Further along the coast we will visit the area around Ventnor. Old walls around the centre of the town are home to the non-native reptile, Wall Lizard and these can often be seen sunning themselves or scuttling about the vertical surfaces. Present since the early 20th century and most probably the result of a deliberate introduction, they have adapted well to the warm island climate.
After lunch, we will visit Bonchurch Down which supports a large population of the stunning Adonis Blue butterfly. If we are blessed with sunny weather we should see this species along with the diminutive Dingy and Grizzled Skippers, Green Hairstreak and Brown Argus.
Nearby, we can visit the tiny nature reserve at St. Lawrence which protects a small population of the Field Cow-wheat, a very rare relic of low-intensity arable farming which begins to flower in June. The spiky magenta bracts over-topping the small two-lipped yellow flowers make this a most attractive plant. Its rarity is due in part to its unpopularity with early farmers who knew it as the ‘poverty weed’ as it discoloured and affected the taste of the flour produced from their corn. As a result, it was ruthlessly pulled from their fields.
Parkhurst Forest & Carisbrooke
This morning we will head to the centre of the island to explore the extensive woodland.. First, we will visit Parkhurst Forest where we shall hope to see Red Squirrel. The future of this native animal in the UK is very much in the balance due to competition and disease transmitted by the introduced North American Grey Squirrel. Fortunately, the Isle of Wight is Grey Squirrel-free so the delightful Red Squirrel continues to survive here. The forest has a good population and has a trail and log-built viewing hide.
We may then visit the grounds of Carisbrooke Castle where the deep defensive ditch provides shelter for a number of butterfly species and the pretty Rosy Garlic and rare Meadow Clary grow.
Nearby, the small reserve at Arreton Cross gives us a chance to see the strange Purple Broomrape, a plant totally without chlorophyll, which is parasitic on the roots of Yarrow. Knotted and Clustered Clover are also found here.
Culver Cliffs, Brading Marshes & Firestone Copse

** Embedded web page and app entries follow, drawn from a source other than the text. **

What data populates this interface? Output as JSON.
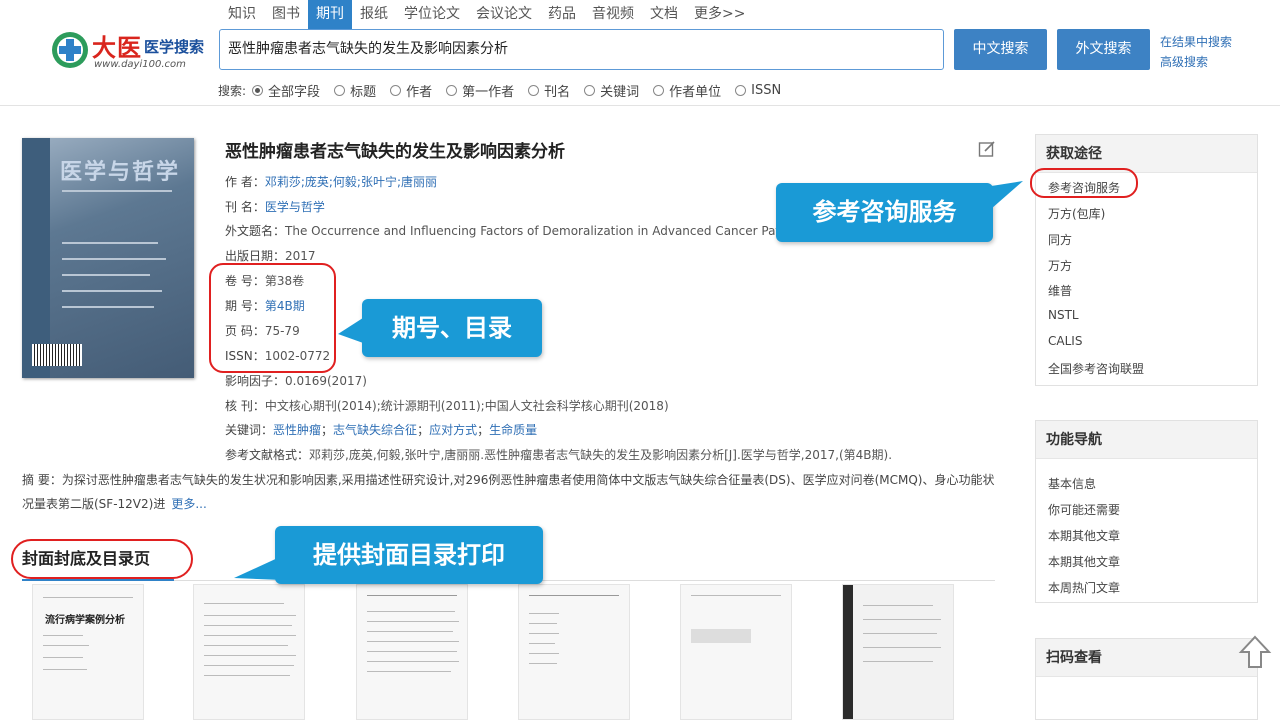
{
  "logo": {
    "brand": "大医",
    "sub": "医学搜索",
    "url": "www.dayi100.com"
  },
  "nav": {
    "tabs": [
      "知识",
      "图书",
      "期刊",
      "报纸",
      "学位论文",
      "会议论文",
      "药品",
      "音视频",
      "文档",
      "更多>>"
    ],
    "active": 2
  },
  "search": {
    "value": "恶性肿瘤患者志气缺失的发生及影响因素分析",
    "cn_button": "中文搜索",
    "en_button": "外文搜索",
    "in_results": "在结果中搜索",
    "advanced": "高级搜索"
  },
  "filters": {
    "label": "搜索:",
    "options": [
      "全部字段",
      "标题",
      "作者",
      "第一作者",
      "刊名",
      "关键词",
      "作者单位",
      "ISSN"
    ],
    "selected": 0
  },
  "cover": {
    "title": "医学与哲学"
  },
  "article": {
    "title": "恶性肿瘤患者志气缺失的发生及影响因素分析",
    "authors_label": "作 者：",
    "authors": "邓莉莎;庞英;何毅;张叶宁;唐丽丽",
    "journal_label": "刊 名：",
    "journal": "医学与哲学",
    "foreign_label": "外文题名：",
    "foreign_title": "The Occurrence and Influencing Factors of Demoralization in Advanced Cancer Patien",
    "date_label": "出版日期：",
    "date": "2017",
    "volume_label": "卷 号：",
    "volume": "第38卷",
    "issue_label": "期 号：",
    "issue": "第4B期",
    "pages_label": "页 码：",
    "pages": "75-79",
    "issn_label": "ISSN：",
    "issn": "1002-0772",
    "impact_label": "影响因子：",
    "impact": "0.0169(2017)",
    "core_label": "核 刊：",
    "core": "中文核心期刊(2014);统计源期刊(2011);中国人文社会科学核心期刊(2018)",
    "keywords_label": "关键词：",
    "keywords": [
      "恶性肿瘤",
      "志气缺失综合征",
      "应对方式",
      "生命质量"
    ],
    "cite_label": "参考文献格式：",
    "cite": "邓莉莎,庞英,何毅,张叶宁,唐丽丽.恶性肿瘤患者志气缺失的发生及影响因素分析[J].医学与哲学,2017,(第4B期).",
    "abstract_label": "摘 要：",
    "abstract": "为探讨恶性肿瘤患者志气缺失的发生状况和影响因素,采用描述性研究设计,对296例恶性肿瘤患者使用简体中文版志气缺失综合征量表(DS)、医学应对问卷(MCMQ)、身心功能状况量表第二版(SF-12V2)进",
    "more": "更多..."
  },
  "section": {
    "title": "封面封底及目录页",
    "thumb1_title": "流行病学案例分析"
  },
  "sidebar": {
    "access_title": "获取途径",
    "access_items": [
      "参考咨询服务",
      "万方(包库)",
      "同方",
      "万方",
      "维普",
      "NSTL",
      "CALIS",
      "全国参考咨询联盟"
    ],
    "func_title": "功能导航",
    "func_items": [
      "基本信息",
      "你可能还需要",
      "本期其他文章",
      "本期其他文章",
      "本周热门文章"
    ],
    "qr_title": "扫码查看"
  },
  "callouts": {
    "ref_service": "参考咨询服务",
    "issue_toc": "期号、目录",
    "print_toc": "提供封面目录打印"
  },
  "colors": {
    "accent": "#2f82c8",
    "callout": "#1a9ad6",
    "ring": "#e02020"
  }
}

Today we will head east to visit the cliffs at Culver, near Sandown. These cliffs are lower and can be approached from the beach below. Many interesting maritime plants can be found here with the possibility of Nottingham Catchfly, Knotted Hedge-parsley, Subterranean Clover, Small-flowered Buttercup and Purple Broomrape.
We will then move to the RSPB reserve at Brading Marshes, a beautiful valley that spans the lower reaches of the River Yar before it disgorges into the sea at Bembridge Harbour. Here we may find Cetti’s, Reed and Sedge Warblers, Yellow Wagtail and Lapwing.
Finally, we will visit Firestone Copse where on the forest rides we should find the rare native plant, Narrow-leaved Lungwort, a member of the borage family with sharply-pointed, white-spotted leaves. The terminal clusters of flowers change colour from pink to purple as they age.
In the afternoon we will return to East Cowes to catch the return ferry to Southampton where the tour will conclude.